CCS: How would you describe the College in your own words?
DA: I have what might be an unusual point of view on what CCS is about. Maybe different from a lot of other people. All the things that the College does, you can do anywhere—all it takes is to have the right people who are devoted to it. But you don’t have to have a College of Creative Studies. What I think makes CCS successful is the fact that it’s a College of its own as opposed to the way such things are handled at most universities. Almost every college has some version of an honors program; I still don’t know of any other institution that has a program that is equivalent to CCS.
A problem, however, with honors programs that are part of regular colleges and departments is that they have to compete with graduate research programs for campus funding and are generally going to come out with a lower priority. When you have a college like CCS, which has no graduate students, there’s no sponsoring of research itself. The emphasis is entirely on doing things that help undergraduates in their careers, and the College’s budget can’t be pulled to support other things. I think that is the unique thing about CCS, as opposed to any other administrative structure that keeps it alive and healthy. Then, it builds on that enthusiasm that it gets from the faculty and students, and also from the staff--that is contagious. And I think all the staff that I’ve seen work here are really interested and dedicated to the idea of the College, and so you get everybody pretty much on the same page.

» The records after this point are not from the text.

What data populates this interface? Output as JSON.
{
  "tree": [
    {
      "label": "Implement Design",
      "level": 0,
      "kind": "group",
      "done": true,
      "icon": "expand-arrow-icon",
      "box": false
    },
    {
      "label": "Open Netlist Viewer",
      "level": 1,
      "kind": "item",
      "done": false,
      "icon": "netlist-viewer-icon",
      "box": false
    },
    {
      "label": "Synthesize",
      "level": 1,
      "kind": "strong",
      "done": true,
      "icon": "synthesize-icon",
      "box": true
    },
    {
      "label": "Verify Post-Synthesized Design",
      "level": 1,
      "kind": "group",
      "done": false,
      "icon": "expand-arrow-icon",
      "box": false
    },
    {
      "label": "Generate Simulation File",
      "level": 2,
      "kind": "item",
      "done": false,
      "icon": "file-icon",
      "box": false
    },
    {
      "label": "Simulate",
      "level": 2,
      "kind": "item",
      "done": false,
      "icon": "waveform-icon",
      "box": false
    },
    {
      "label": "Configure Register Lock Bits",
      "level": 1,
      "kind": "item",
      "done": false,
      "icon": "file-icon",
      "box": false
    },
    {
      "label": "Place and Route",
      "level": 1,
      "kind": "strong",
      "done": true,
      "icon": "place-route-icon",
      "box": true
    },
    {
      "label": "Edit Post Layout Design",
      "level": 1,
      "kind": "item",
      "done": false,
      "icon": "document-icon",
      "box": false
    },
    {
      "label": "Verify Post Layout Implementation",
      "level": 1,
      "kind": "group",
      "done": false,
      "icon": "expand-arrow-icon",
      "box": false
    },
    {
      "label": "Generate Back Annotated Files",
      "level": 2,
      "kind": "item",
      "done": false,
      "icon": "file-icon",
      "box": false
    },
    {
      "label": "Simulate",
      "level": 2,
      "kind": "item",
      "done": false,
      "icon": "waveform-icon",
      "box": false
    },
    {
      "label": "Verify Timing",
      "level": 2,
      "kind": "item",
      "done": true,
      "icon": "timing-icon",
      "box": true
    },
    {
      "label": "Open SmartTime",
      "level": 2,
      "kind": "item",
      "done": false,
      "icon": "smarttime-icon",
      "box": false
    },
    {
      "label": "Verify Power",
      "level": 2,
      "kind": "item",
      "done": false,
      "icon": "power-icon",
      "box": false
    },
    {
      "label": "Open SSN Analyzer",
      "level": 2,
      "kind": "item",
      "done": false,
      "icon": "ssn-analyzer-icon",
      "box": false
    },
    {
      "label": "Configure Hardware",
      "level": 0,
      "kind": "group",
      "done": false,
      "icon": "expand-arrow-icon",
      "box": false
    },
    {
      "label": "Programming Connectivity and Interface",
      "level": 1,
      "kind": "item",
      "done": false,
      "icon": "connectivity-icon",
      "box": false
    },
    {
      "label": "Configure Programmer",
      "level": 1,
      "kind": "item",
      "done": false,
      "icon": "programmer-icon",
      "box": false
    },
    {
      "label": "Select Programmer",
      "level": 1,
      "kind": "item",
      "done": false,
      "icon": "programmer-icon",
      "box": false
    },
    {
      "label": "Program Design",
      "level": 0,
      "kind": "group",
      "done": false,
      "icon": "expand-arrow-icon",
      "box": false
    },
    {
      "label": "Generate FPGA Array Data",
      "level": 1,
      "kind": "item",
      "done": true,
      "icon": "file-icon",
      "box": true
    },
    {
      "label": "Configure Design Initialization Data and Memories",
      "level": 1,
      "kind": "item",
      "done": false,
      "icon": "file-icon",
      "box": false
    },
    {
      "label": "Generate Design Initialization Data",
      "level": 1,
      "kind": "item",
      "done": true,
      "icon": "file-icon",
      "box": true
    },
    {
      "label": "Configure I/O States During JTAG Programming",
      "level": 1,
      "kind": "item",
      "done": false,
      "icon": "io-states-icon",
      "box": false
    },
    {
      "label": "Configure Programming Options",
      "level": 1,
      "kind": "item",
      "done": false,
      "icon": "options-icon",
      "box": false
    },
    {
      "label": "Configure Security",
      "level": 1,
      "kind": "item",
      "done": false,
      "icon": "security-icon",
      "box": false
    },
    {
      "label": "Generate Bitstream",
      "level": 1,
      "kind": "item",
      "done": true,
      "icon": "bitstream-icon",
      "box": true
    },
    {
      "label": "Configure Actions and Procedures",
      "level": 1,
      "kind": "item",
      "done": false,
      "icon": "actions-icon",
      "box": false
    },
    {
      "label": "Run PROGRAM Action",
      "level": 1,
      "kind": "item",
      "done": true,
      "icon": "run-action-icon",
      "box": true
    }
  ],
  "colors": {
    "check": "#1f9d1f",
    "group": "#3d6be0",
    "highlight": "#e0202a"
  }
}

CCS: When you are not doing chemistry, what else interests you?
DA: I play a lot of tennis and help organize a local senoirs tennis league. I like all sorts of sports and outdoor recreation and involving grandchildren - skiing, whitewater kayaking, diving, rock climbing, lots of things, plus chemistry. In recent years, I've started raising bees, whichhas been a family tradition that goes back to my father and his father.
CCS: Do you get to harvest the honey?
DA: Well, we've taken a little honey, but most of it has been needed for the bees to survive the winter so far. Bees have been in decline, especially locally since recent fires, so harvesting honey has not been the main point.